> Dataset rows for apps and sites:
☆ ☆ ☆ ☆ ☆ ☆ ☆
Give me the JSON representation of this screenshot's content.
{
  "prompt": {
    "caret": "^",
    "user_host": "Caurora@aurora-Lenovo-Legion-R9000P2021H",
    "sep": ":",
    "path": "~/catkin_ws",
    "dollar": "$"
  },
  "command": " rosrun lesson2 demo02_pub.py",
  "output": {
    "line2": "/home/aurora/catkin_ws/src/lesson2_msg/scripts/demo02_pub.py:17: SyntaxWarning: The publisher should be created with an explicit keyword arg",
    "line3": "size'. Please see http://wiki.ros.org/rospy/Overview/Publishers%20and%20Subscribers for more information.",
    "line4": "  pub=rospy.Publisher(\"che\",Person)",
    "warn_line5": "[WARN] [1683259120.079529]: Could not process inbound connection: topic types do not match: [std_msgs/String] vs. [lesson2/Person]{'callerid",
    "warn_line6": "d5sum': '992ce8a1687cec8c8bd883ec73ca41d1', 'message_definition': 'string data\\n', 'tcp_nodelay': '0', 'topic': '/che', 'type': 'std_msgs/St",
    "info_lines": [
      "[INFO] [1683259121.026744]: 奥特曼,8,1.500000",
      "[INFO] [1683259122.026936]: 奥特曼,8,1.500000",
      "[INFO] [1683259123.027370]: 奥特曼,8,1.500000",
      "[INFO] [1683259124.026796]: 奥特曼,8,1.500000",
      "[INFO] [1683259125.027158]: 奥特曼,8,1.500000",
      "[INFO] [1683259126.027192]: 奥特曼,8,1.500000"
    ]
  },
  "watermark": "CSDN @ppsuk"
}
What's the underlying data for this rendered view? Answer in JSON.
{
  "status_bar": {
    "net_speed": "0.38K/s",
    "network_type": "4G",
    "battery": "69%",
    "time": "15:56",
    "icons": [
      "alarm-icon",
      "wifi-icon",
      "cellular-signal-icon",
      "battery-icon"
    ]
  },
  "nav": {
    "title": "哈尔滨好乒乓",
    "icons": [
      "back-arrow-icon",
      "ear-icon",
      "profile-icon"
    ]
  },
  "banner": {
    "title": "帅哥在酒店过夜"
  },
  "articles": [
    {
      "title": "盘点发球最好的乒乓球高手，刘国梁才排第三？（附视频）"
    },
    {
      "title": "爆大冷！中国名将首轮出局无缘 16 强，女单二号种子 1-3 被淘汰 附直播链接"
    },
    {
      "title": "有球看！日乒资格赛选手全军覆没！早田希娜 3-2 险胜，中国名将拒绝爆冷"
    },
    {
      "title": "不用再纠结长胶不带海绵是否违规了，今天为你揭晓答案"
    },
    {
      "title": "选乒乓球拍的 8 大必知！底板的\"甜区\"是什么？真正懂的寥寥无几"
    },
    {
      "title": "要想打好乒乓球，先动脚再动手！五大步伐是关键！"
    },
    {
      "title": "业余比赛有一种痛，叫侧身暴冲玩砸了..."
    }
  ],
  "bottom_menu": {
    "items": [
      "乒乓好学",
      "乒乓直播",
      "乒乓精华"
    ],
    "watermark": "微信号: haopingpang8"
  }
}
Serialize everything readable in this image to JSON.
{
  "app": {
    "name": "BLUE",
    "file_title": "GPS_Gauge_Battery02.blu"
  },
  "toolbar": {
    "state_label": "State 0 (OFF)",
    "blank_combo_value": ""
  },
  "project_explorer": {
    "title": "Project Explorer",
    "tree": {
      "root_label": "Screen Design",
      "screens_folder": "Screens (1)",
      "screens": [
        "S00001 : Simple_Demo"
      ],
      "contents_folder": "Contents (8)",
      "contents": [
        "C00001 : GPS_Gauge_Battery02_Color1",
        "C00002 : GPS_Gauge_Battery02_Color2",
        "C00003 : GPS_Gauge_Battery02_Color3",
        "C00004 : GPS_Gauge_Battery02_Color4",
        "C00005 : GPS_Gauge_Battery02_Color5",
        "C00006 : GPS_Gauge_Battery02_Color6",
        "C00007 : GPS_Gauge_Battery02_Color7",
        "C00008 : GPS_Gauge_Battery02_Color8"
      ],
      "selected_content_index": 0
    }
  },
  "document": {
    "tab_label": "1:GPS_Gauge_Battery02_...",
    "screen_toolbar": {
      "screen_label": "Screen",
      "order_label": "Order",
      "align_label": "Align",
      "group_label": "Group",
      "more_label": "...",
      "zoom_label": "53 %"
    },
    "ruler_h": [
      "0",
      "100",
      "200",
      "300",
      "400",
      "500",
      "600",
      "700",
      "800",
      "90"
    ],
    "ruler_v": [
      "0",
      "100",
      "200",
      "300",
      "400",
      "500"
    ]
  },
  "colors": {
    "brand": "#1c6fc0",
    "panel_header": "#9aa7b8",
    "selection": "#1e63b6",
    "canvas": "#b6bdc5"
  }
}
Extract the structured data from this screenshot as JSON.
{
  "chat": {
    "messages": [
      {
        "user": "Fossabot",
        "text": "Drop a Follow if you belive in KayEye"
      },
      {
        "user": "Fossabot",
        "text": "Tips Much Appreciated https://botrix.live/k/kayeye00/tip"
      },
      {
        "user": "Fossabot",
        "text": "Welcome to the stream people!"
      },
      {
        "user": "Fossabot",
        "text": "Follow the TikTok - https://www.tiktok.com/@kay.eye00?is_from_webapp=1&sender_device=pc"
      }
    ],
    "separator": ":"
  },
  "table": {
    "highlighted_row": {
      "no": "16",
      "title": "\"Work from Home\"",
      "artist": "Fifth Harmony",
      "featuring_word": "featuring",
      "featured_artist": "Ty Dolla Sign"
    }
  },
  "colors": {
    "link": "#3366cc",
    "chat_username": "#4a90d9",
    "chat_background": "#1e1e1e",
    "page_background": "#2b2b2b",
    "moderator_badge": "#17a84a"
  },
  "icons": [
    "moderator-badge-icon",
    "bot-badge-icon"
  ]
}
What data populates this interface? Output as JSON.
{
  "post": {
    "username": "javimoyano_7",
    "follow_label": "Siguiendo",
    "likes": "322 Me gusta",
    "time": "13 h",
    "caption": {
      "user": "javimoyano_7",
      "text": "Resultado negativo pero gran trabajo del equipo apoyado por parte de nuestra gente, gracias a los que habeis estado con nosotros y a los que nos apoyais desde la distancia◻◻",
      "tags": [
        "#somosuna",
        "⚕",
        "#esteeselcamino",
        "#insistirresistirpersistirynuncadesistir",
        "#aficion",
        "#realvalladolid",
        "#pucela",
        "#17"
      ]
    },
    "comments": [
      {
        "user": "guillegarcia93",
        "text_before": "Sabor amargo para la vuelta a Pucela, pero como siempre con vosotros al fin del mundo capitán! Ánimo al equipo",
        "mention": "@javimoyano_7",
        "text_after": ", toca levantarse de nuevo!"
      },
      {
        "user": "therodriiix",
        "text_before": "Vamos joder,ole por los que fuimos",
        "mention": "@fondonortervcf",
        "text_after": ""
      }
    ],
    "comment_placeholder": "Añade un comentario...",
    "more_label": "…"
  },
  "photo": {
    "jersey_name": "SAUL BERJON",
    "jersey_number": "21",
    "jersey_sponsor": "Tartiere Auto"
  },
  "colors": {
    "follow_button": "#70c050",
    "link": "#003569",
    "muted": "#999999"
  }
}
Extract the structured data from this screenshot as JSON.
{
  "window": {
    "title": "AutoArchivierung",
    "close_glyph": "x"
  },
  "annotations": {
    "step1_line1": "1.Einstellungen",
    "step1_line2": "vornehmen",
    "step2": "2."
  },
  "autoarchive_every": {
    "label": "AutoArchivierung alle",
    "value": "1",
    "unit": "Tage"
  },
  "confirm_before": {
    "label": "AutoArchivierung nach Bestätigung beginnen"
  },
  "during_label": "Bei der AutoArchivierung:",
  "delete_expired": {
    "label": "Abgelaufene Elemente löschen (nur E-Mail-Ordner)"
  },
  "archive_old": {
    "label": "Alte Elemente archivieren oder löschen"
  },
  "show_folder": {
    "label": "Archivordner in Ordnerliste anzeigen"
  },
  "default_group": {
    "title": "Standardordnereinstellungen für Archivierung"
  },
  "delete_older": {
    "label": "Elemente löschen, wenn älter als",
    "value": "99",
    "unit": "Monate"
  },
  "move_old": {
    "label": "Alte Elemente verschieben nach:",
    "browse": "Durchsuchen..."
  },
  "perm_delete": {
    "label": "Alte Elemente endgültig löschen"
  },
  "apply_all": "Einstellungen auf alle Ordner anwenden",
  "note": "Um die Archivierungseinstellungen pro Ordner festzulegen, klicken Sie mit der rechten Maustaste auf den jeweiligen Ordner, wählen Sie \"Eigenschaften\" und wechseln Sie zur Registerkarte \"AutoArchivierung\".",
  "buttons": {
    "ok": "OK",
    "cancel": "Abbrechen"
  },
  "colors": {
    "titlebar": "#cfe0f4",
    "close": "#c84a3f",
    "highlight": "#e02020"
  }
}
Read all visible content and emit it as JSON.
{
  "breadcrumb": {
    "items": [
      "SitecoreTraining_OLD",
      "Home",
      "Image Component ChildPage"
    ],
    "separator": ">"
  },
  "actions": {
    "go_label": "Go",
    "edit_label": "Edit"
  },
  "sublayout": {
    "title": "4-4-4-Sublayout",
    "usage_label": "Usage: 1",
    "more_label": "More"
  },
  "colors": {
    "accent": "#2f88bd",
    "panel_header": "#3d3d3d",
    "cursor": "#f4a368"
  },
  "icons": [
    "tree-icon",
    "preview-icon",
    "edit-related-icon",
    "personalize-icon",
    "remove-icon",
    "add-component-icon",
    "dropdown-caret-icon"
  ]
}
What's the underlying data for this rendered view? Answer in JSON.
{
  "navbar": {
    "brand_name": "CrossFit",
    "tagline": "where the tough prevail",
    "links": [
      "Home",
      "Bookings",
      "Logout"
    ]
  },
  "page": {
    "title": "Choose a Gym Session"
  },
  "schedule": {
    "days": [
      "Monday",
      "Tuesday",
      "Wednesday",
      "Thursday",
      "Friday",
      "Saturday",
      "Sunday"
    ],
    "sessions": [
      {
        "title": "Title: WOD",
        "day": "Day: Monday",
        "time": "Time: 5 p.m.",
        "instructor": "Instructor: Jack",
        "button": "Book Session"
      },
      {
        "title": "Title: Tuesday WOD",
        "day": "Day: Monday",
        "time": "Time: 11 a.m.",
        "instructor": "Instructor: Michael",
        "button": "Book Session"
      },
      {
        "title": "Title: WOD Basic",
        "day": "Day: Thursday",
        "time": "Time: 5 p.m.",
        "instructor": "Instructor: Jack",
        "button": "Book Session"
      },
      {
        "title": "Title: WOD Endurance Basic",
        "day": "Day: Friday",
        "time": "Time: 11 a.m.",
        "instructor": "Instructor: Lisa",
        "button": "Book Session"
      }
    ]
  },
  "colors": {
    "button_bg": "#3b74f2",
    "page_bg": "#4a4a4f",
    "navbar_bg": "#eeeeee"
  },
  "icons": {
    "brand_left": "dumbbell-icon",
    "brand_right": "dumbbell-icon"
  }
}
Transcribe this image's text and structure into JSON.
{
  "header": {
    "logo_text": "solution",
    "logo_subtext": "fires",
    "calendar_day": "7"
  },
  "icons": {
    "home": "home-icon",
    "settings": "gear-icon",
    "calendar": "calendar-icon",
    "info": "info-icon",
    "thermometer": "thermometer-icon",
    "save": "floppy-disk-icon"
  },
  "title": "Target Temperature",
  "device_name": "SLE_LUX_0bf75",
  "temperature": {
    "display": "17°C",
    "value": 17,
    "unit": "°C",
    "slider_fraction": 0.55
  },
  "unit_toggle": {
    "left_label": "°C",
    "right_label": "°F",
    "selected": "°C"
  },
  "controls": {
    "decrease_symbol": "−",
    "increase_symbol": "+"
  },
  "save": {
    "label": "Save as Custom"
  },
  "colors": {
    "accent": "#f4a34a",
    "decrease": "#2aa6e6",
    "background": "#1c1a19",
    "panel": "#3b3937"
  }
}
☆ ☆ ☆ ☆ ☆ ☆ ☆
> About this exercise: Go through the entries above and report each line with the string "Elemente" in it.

> Exercise answer:
    "label": "Abgelaufene Elemente löschen (nur E-Mail-Ordner)"
    "label": "Alte Elemente archivieren oder löschen"
    "label": "Elemente löschen, wenn älter als",
    "label": "Alte Elemente verschieben nach:",
    "label": "Alte Elemente endgültig löschen"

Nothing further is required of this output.